Though during last weekend’s Atlanta Food and Wine Festival last I saw plenty of fried chicken, barbecue, and pork-laden collards, what surprised me most was how much southern food wasn’t just the stereotypical fare many people imagine it to be. Chefs all over have altered the course by using heritage vegetables, hyper-local ingredients, and incorporating Asian flavors that have emerged as Atlanta’s Korean population grows.
For example, at South City Kitchen, chef Chip Ulbrich makes a spicy collard green kimchee that he pairs with smoked pork belly, and at the festival he combined this dish with spicy pan-fried chicken livers with sesame. At Empire State South chef Hugh Acheson serves his striped bass in a dashi broth, adds kimchee to the rice grits, braises octopus in a fennel broth, and gives the smoked duck a leek and blood orange marmalade.
Acheson not only uses Asian-inspired ingredients found on the famous Buford Highway, but he has also been reaching out to farms to get traditional vegetable and fruit varieties that are Georgian staples, including heirloom beans, different types of mushrooms, and olive oil made in the state. He told me in an interview that these crops are being revived as being important essentials southerners don’t want to let go—and, if they keep them in demand then farmers will keep growing them.

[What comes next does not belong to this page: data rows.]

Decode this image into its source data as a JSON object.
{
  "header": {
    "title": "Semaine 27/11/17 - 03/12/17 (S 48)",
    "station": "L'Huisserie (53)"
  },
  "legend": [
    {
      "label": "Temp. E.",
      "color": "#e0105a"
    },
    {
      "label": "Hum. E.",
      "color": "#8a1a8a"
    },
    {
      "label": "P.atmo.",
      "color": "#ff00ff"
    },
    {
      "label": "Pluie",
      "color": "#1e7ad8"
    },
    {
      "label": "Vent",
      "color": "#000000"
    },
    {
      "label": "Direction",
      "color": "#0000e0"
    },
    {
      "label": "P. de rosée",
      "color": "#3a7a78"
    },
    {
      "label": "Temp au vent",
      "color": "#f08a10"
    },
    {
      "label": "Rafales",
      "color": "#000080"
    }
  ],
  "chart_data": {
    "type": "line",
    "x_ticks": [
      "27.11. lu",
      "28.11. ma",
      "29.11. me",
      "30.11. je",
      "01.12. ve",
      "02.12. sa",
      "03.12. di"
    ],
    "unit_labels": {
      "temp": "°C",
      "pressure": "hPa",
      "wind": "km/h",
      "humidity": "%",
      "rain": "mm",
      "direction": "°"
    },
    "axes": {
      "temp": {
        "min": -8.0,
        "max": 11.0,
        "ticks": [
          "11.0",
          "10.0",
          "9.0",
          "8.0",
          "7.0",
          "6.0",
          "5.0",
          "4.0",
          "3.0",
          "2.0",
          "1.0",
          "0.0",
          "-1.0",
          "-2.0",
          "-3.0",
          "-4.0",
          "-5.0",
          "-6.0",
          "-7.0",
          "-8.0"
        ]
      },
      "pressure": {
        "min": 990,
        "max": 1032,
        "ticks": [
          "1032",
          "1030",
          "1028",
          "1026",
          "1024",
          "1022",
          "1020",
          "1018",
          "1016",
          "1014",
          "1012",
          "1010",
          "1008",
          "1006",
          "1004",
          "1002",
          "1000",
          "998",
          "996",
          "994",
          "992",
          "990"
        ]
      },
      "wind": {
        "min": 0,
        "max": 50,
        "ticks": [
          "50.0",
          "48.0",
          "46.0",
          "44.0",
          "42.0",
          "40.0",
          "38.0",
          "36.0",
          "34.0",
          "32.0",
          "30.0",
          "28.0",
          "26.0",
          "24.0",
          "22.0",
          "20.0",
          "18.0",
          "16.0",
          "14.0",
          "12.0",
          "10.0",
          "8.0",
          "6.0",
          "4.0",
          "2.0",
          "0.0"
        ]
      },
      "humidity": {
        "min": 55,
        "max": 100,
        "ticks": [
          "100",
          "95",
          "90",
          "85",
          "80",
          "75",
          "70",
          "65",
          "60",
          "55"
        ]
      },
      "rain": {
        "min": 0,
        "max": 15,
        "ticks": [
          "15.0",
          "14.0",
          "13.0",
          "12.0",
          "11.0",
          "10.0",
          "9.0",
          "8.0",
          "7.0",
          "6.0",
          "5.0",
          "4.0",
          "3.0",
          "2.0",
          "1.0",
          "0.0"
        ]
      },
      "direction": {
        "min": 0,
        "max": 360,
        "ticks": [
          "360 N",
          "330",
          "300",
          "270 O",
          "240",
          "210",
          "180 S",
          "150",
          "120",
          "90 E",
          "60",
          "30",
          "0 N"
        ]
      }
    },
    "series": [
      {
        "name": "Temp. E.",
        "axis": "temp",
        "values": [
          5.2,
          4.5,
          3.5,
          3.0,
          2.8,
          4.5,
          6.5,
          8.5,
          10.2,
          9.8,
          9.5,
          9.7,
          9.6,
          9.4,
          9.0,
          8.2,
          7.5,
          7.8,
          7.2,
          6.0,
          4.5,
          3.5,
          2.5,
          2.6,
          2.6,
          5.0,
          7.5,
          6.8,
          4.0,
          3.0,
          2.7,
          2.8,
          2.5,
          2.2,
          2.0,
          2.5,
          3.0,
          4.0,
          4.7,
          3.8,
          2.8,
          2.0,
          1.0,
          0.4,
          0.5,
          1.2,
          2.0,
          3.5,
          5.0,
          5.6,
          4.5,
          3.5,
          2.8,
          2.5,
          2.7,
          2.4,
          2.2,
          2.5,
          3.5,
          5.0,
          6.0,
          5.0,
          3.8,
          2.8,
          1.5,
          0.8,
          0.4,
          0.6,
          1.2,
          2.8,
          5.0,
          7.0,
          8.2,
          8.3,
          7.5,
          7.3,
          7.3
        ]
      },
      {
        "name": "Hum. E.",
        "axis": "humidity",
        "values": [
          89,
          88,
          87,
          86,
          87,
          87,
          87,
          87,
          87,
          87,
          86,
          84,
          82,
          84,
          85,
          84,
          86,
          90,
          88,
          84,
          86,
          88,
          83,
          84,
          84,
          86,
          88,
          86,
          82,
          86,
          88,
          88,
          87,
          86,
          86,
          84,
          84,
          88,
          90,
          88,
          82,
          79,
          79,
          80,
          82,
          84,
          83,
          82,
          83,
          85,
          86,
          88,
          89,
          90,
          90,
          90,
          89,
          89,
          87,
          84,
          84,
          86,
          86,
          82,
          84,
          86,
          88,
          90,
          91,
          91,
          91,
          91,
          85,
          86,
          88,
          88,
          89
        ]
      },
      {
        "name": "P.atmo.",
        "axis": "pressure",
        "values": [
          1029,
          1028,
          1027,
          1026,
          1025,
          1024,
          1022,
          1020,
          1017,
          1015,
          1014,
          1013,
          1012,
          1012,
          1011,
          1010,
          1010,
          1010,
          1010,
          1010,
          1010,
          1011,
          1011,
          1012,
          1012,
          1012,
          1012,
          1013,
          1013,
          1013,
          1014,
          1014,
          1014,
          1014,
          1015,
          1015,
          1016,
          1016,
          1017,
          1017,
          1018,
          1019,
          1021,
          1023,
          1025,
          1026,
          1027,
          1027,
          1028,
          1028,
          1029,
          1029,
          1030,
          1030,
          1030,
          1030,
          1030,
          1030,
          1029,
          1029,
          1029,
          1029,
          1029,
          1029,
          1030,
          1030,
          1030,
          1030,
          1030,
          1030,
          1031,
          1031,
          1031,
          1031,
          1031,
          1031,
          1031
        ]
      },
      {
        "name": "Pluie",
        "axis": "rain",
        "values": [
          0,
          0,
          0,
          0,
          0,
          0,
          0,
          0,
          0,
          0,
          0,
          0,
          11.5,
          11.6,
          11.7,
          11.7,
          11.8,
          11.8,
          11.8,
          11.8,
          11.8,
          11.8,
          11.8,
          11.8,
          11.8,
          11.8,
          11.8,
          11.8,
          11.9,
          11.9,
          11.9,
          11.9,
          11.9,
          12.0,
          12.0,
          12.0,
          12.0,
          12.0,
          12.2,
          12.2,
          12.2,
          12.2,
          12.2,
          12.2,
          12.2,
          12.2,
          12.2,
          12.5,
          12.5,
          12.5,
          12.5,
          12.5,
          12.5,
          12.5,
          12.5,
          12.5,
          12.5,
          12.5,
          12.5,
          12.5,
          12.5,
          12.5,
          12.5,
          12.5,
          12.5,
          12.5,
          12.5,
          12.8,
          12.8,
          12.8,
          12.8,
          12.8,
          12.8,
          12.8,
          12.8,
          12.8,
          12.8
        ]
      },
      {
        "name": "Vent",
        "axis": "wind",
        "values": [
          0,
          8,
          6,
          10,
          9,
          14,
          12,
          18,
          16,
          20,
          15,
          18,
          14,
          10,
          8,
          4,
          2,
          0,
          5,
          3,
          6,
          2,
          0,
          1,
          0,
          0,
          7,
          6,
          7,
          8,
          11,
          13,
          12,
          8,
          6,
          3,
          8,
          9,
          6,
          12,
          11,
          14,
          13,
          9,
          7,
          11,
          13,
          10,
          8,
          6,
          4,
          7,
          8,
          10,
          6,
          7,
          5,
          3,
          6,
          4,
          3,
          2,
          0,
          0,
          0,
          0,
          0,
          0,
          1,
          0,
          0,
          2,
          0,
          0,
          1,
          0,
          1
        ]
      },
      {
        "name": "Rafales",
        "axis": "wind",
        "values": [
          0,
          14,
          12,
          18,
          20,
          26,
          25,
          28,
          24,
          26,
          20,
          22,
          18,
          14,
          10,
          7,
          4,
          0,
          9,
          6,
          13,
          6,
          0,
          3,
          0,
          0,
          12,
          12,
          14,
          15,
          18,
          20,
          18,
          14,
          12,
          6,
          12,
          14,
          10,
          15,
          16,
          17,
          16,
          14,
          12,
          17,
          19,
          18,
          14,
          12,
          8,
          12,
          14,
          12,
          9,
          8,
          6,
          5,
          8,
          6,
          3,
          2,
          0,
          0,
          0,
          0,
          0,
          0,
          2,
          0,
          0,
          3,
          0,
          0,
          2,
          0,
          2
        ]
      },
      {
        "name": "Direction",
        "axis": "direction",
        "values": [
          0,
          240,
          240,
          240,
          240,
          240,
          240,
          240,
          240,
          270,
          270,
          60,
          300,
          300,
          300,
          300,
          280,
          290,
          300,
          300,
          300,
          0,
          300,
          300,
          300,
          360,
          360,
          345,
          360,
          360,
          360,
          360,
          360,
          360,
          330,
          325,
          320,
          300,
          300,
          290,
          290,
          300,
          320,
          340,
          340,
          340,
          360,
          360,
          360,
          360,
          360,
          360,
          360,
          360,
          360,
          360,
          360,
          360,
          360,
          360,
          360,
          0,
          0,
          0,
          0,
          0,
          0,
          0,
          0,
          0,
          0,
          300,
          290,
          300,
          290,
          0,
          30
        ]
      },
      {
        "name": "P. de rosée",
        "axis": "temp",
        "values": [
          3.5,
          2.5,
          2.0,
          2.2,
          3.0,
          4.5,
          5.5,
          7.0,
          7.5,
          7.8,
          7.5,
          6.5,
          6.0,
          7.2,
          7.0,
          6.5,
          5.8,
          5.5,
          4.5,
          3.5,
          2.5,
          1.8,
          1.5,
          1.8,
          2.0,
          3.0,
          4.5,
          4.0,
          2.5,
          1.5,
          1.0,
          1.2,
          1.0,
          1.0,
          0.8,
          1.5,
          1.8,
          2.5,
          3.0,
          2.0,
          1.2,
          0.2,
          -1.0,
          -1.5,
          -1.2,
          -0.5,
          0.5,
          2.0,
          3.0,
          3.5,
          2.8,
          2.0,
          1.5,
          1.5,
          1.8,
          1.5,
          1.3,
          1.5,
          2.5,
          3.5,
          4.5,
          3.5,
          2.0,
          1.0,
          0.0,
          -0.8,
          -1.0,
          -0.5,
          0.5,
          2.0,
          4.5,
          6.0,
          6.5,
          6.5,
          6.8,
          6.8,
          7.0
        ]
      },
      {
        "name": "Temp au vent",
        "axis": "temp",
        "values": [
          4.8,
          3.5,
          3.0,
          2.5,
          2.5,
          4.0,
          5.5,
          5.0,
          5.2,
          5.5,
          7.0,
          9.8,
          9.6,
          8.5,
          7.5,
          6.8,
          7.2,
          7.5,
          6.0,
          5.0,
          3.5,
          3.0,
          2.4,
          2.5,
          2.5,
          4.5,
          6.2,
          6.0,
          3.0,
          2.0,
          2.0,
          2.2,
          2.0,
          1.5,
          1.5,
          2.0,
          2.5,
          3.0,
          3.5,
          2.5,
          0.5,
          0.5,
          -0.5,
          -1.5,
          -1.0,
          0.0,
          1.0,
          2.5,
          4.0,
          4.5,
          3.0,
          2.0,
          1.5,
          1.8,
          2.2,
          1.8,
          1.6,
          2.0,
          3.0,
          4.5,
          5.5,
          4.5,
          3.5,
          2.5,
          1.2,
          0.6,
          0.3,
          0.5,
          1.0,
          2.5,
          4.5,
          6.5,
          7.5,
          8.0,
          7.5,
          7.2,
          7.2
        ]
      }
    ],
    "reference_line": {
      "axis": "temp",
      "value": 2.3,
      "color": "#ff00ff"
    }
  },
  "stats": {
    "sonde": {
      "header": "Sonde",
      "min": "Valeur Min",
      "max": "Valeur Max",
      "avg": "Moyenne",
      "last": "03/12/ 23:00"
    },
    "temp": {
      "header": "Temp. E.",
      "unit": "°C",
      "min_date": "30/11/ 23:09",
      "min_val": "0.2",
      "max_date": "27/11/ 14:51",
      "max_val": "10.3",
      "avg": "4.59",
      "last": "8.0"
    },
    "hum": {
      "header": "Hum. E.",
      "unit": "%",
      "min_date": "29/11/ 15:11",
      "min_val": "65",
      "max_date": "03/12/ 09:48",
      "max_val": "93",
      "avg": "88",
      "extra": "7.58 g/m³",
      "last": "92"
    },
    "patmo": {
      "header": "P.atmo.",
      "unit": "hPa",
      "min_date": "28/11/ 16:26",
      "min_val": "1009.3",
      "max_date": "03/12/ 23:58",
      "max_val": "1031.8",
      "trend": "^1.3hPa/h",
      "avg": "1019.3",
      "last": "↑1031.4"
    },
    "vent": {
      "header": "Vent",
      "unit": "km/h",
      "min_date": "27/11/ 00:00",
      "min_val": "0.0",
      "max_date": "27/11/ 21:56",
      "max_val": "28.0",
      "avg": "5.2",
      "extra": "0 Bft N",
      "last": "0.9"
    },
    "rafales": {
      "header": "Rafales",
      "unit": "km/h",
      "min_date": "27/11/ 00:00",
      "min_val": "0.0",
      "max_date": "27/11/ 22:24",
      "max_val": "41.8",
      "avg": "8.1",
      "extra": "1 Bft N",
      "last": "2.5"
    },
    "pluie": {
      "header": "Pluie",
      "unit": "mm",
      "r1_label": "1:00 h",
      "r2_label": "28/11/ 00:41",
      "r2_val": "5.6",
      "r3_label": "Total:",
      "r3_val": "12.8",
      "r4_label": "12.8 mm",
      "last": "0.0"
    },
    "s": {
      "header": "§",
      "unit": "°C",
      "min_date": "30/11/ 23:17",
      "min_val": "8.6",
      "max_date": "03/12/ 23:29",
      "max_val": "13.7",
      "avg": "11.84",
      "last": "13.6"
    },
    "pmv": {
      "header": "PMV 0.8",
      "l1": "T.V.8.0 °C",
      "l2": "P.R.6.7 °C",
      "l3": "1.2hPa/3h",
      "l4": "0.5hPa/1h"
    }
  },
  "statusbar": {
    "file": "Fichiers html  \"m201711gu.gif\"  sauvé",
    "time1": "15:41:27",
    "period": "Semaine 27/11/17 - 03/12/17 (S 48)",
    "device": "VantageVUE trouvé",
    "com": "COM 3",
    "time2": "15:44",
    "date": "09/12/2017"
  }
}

At Miller Union, which I wrote about last week, chef and owner Steven Satterfield has also been embracing the bygone foods of the South. “I am a huge fan of historical recipes and heritage ingredients because for me a lot of the food that was made in that time period, pre-industrialization, it was when food was real and people had to live off the land,” says Satterfield. “It was more real and more sustainable, not because it’s trendy, but because it had to be.” At his restaurant, the chef uses Anson Mills heirloom hominy, works with a farmer to get heritage summer squash, and cooks with plenty of native Vidalia onions.
As the other chefs have taken local food and Asian ingredients while keeping a southern spin to it, chef Ann Quatrano’s dishes speak more to the local organic movement that continues to blossom in the city. At her restaurant Bacchanalia she works foods mainly sourced from her own farm and serves dishes like Georgia rainbow trout with fresh garbanzo beans, wood-grilled steak with hakurei turnips and spring onions, and wild forged snails with leeks. Another chef making waves to bring southern food from it’s fat, lard laden reputations is Linton Hopkins, who tied with Acheson for the James Beard Award for Best Chef Southeast. What he is doing at Restaurant Eugene is sourcing local foods from dozens of farms, a list that gets printed on the menu. It’s not so much Portlandia as it might seem; rather, it’s a way take southern food to new levels in the culinary word and let the true nature of the cuisine shine.
“To be the properly defined as southern food it has to have a reverence for ingredients that are really, really there,” Acheson told me over coffee at his restaurant. “The food that doesn’t have that reverence is just crappie American food, it’s not southern food.”
And to that, can I get an amen?